■ **Description of the task**
Return the lines below that carry the word "true".

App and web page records

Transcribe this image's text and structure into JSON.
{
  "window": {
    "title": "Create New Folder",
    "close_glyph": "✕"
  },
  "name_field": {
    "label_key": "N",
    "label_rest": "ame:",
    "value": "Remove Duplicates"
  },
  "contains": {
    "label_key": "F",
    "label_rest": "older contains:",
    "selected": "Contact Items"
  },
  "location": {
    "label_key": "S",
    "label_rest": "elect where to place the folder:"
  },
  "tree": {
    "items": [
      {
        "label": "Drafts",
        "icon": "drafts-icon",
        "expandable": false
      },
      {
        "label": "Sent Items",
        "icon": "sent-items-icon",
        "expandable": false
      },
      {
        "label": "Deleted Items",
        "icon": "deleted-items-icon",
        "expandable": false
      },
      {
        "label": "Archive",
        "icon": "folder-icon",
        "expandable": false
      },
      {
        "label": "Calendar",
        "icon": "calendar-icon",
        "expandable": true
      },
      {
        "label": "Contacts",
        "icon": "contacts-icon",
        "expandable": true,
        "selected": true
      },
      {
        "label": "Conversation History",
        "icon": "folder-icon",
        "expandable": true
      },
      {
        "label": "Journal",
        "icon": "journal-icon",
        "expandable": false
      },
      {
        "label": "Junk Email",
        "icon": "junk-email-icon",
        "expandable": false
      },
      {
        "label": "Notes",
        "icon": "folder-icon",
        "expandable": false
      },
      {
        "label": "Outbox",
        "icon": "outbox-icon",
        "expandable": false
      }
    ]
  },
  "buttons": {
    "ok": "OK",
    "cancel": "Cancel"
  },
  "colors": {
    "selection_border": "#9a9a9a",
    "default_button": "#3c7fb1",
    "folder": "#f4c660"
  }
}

■ **Response box**
        "expandable": true
        "expandable": true,
        "selected": true
        "expandable": true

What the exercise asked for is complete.